1. Problem 1: Directions to Class
Figure 1: Campus map with legend for distance measurements and three locations (W), (VL), and(RS)
(a) Use the campus map above to map your way from the bus stop at the Stadium to
Library for a snack.
Draw the vectors that you would walk to reach your destination and assign an appropriate direction and magnitude to each one. And no cutting through buildings.
Don’t forget your axes, vector labels, and to use basis vectors for your directions: ˆx and ˆy.
(b) After getting a snack map your way from Library to Hall for lecture.
(c) Calculate the total length of your walk.
(d) If if took you 15 minutes to walk the whole path (not counting your time in the library), what
was your average speed?
(e) Sensemaking: How does you average speed compare to the average speed of a person walking
around town (1.4m/s)?
2. Problem 2: Kinematics on an Inclined Plane (Adapted form Knight)
A bowling ball rolls along a level surface, then up a 30◦
slope, and finally exits onto another level
surface at a slower speed as.
Figure 2: The bowling ball’s initial conditions.

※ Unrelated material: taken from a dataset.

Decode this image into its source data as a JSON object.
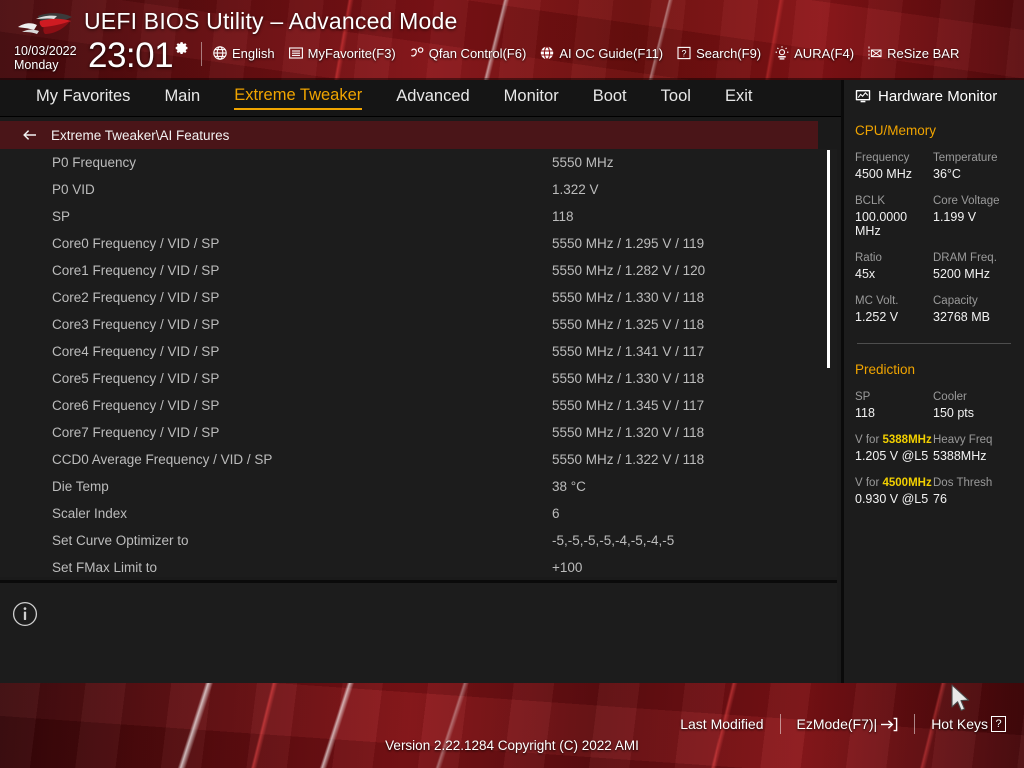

(a) Draw position-versus-time, velocity-versus-time, and acceleration-versus-time graphs for the ball.
Don’t forget your coordinate system and to mark important point (where do things change?) on
For the rest of the problem suppose that the balls initial speed is 5m/s and it’s final speed is 1m/s.
(b) List all knowns and unknowns. For all values you should have symbol = number or symbol =?.
Don’t forget to include our units.
(c) Sensemaking: Draw a pictorial representation that you would use to determine the height h of
the slope. Don’t forget your coordinate system.
Hint: Rotate your coordinate system.
(d) Solve for the length l of the incline using 1-dimensional kinematics. For this part do not plug in
any numerical values, give a completely symbolic answer.
(e) Solve for the numerical value of l
(f) Solve for the height h of the incline using trigonometry For this part do not plug in any numerical
values, give a completely symbolic answer.
(g) Solve for the numerical value of h
(h) Sensemaking: Check your units for part (e)
(i) Sensemaking: What would you expect the height to be if the incline was horizontal (θ = 0◦
the incline was vertical (θ = 90◦
)? Does your equation from part (g) match your intuitions?
These solutions may offer step-by-step problem-solving explanations or good writing examples that include modern styles of formatting and construction
of bibliographies out of text citations and references. Students may use these solutions for personal skill-building and practice.
Unethical use is strictly forbidden.